STORED DATA
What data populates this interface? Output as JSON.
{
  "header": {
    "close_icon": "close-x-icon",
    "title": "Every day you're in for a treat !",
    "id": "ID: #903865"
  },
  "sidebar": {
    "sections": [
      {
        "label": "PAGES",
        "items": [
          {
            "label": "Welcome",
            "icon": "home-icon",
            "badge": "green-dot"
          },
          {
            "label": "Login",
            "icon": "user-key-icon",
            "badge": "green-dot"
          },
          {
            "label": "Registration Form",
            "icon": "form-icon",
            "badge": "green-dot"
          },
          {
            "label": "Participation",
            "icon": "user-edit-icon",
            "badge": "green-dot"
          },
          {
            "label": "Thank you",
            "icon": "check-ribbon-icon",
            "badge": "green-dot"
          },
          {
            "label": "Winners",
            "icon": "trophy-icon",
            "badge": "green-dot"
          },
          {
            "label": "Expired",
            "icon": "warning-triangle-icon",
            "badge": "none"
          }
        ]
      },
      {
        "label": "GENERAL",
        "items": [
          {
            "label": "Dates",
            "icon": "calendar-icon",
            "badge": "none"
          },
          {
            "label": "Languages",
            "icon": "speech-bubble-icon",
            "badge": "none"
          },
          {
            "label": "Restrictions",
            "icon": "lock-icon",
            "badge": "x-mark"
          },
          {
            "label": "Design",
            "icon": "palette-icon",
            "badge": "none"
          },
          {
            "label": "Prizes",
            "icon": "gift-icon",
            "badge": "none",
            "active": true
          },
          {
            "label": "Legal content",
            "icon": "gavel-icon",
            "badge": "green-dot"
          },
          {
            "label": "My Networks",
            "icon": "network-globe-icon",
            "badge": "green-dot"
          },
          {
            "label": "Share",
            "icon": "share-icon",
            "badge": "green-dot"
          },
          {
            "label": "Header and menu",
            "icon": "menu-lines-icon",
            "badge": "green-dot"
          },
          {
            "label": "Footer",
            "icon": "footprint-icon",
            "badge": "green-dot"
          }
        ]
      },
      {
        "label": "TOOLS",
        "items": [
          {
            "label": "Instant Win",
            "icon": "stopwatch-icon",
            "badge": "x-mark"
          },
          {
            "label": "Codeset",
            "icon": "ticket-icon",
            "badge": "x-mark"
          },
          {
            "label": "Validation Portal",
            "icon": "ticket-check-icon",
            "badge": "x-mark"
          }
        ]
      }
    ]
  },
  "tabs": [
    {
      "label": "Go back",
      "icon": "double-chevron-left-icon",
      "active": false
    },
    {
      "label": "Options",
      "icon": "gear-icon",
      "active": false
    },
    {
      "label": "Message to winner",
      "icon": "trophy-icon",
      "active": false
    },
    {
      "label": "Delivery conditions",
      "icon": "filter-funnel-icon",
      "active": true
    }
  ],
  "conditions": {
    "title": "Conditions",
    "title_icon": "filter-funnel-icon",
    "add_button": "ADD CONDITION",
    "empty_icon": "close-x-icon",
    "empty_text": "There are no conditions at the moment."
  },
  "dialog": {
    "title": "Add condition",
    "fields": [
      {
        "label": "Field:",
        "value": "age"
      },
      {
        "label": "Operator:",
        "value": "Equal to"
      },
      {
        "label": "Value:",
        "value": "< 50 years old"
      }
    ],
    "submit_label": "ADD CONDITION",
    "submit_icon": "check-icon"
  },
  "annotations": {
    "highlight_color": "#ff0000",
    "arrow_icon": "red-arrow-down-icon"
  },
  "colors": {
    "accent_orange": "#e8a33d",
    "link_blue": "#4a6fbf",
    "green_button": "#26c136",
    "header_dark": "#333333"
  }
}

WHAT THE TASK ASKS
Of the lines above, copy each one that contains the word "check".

FINAL ANSWER
            "icon": "check-ribbon-icon",
            "icon": "ticket-check-icon",
    "submit_icon": "check-icon"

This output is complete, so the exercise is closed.